By Laura & Hal Mahan
Finally, we are seeing rain today as we write this article for the November issue. Much needed rain! The first part of October has been dry and unseasonably warm. Fall is wildfire season here, and conditions have been dry enough to elicit warnings from fire officials to take extra precautions. Those of us who lived here in November, 2016, recall the “Party Rock” fire that burned for days near Lake Lure and Chimney Rock and sent billows of acrid smoke to the west, making some days quite uncomfortable to be outdoors. Closer to the fires, evacuations were mandated and some roads were closed. Peaking at just over 7,000 acres, the Party Rock fire required the assistance of more than 170 fire departments from around the state. To the west in Gatlinburg and the Great Smoky Mountains National Park, a horrific wildfire on November 28, 2016, burned much of the city, took 14 human lives and caused more than $500 million in damages.
Regular fires have been a part of our landscape for thousands of years. For the past 100 years, fire suppression has been the rule of the day. Obviously a necessity where human lives and structures are concerned, fire suppression also has resulted in changes in the natural environment. Leaves, sticks and dead trees fall to the forest floor and accumulate instead of being regularly burned and returned to the soil. As more material accumulates, the danger of wildfire increases. For this reason, scientists and land managers work together to organize “controlled burns” in some natural areas. Conditions must be perfect for burning some of this extra material from the forest floor without allowing the purposeful fire to escape their control. Burn managers hope for some wind to carry the smoke away, but not so much as to spread the fire out of bounds, as well as conditions dry enough to burn without being so dry that the fire burns too hot. The hope is not only to prevent severe wildfires in the future in these areas but also to encourage plant communities (and associated wildlife) that thrive in areas that are sporadically burned.
Fire biology is an extremely complex science. There are many questions to ask and many variables to study. What trees were killed? What species will return first? Are some species gone from the severely burned landscapes for good?
One of the most fascinating trees found only here in the southern and central Appalachians is the Table Mountain Pine. This gnarled and stunted-looking tree is found on rocky outcrops with shallow soil. Its distinctive cones remain on the tree for many years. The cones are armed with alarmingly sharp and long prickles, but that is not their only distinction. The cone of the Table Mountain Pine actually requires a good, hot fire to release its precious store of seeds. Heat from a fire melts the resin that glues the cones closed. The seeds are then released into an environment that has been burned clean of vegetation, giving it a headstart before competition arrives. Biologists refer to this as “serotiny,” when seed release is tied to an environmental trigger such as fire. This is just one of the many fascinating tools in Mother Nature’s toolbox!
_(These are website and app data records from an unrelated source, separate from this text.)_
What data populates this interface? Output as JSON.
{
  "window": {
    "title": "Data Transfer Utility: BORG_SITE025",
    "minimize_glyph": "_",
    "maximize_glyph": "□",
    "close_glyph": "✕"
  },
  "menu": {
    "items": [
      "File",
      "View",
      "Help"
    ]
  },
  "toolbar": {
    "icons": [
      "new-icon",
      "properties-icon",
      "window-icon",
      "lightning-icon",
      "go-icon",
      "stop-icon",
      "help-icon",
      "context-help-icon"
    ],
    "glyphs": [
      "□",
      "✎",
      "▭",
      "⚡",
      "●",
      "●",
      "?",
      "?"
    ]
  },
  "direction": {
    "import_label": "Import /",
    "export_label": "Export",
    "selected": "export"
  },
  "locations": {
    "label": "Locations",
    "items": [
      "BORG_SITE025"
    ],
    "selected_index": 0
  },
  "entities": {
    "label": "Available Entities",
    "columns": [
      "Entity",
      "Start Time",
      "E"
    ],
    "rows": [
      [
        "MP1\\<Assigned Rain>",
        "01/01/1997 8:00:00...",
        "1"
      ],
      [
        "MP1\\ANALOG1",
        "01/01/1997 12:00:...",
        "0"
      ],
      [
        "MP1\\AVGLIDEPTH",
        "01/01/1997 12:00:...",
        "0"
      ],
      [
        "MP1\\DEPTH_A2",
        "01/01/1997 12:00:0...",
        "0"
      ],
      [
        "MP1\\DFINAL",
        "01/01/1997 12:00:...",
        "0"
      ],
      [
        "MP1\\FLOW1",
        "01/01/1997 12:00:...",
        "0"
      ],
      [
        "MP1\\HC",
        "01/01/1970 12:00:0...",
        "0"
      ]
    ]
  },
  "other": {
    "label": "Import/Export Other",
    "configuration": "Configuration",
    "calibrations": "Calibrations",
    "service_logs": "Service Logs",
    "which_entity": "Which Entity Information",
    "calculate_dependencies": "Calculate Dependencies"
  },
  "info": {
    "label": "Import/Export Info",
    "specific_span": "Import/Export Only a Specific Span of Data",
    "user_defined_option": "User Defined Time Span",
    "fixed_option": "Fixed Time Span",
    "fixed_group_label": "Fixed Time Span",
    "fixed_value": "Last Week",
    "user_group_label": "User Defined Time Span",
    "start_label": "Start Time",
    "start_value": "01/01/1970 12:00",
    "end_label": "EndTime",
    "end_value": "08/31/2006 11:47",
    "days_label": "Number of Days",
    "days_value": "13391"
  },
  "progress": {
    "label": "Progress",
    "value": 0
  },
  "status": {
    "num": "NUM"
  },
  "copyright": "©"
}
Laura and Hal Mahan are owners of The Compleat Naturalist, located at 2 Brook Street in the Historic Biltmore Village. To learn more, visit CompleatNaturalist.com or call 828.274.5430.